Design Ecosystem Around eFPGA Expanding

The eFPGA IP availability and adoption by security solutions and SoC design service suppliers demonstrates that eFPGA technology is expanding the ecosystem.

FREMONT, CA: The design ecosystem around embedded FPGA (eFPGA) technology is gradually expanding. The eFGPA technology offers system-on-chip (SoC) developers a quick and easy way to integrate programmable technology into their chip designs. The eFGPA technology combined with SoCs enables chip designers to execute custom logic for applications such as hardware acceleration, customisable I/O interfaces, and design security. In addition, it extends product life cycles by allowing the same SoC to serve multiple market adjacencies, adapts to emerging standards, and address changing functionality needs.

A major player in the rapidly emerging eFGPA realm is providing other companies with turnkey eFPGA design support for SoC designs. Earlier, companies partnered with embedded security specialist Intrinsic ID to integrate security options into SoCs incorporating eFPGA technology.
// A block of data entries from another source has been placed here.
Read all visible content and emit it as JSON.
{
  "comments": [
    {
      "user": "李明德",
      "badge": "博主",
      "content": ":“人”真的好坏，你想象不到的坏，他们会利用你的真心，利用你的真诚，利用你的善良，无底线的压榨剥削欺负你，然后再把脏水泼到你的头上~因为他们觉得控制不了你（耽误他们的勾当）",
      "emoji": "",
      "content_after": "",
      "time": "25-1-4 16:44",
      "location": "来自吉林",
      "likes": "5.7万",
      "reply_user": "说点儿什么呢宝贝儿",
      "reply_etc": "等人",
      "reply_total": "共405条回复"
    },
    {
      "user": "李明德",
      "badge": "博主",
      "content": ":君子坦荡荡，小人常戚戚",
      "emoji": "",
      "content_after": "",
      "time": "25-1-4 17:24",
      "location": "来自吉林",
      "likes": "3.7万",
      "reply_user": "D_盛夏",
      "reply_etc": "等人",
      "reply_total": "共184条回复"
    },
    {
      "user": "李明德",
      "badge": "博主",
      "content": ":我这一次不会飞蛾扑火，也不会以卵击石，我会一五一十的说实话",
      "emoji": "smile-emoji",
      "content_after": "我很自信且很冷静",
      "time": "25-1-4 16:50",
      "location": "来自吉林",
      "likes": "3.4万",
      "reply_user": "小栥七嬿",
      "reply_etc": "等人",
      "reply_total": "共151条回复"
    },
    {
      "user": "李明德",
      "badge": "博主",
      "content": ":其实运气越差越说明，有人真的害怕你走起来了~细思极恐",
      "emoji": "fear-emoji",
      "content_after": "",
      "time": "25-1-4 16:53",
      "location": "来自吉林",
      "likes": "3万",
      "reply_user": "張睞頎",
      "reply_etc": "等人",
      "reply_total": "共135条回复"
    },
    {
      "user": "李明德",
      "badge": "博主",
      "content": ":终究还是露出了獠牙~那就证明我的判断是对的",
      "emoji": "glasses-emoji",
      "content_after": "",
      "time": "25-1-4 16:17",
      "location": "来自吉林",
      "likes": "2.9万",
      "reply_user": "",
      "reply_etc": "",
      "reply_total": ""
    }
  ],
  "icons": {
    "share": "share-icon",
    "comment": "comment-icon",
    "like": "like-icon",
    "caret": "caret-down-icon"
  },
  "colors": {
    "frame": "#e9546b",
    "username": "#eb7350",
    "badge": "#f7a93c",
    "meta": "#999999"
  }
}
The security options range from secure key generation based on SRAM physician unclonable functions (PUFs) to full security solutions such as bitstream encryption, key wrapping, authentication tags, key verification, and data encryption/decryption for storage within the device, board, or system-level communications. The eFPGA technology adds significant security to its programmable logic architecture to protect critical IP, communications, and supply chains.

Intrinsic ID’s security solutions are based on PUFs, which embody the unique physical features of a specific device and are used to create a device-specific encryption key. The PUF can be standard SRAM cells or FPGA logic cells specifically configured for PUF purposes for SoCs integrating eFPGA technology. The PUF provides each device with a unique digital fingerprint, which can be used to generate an encryption root key whenever needed.

eFPGA’s Great Liaison

Many organisations are establishing better relationships to qualify their eFPGA IP for various process nodes. Earlier this year, the eFPGA IP supplier announced partnerships with other companies and enterprises, introducing their first customer-defined eFPGA block availability.

A recent invention, the fast boot rad-hard eFGPA IP, supports sub-100 microsecond boot times independent of gate count. At the same time, typical discrete FPGAs and eFPGA IPs can require hundreds of milliseconds to load their intended configurations.

The eFPGA technology is particularly suitable for defence and other long-lifecycle applications as it can accommodate system-level changes without incurring the high costs of creating and qualifying a new semiconductor device. The availability of eFPGA IP for process nodes will enhance its fast and efficient integration into SoC designs. Moreover, its adoption by security and SoC design providers shows that eFPGA technology is expanding the ecosystem one deal at a time.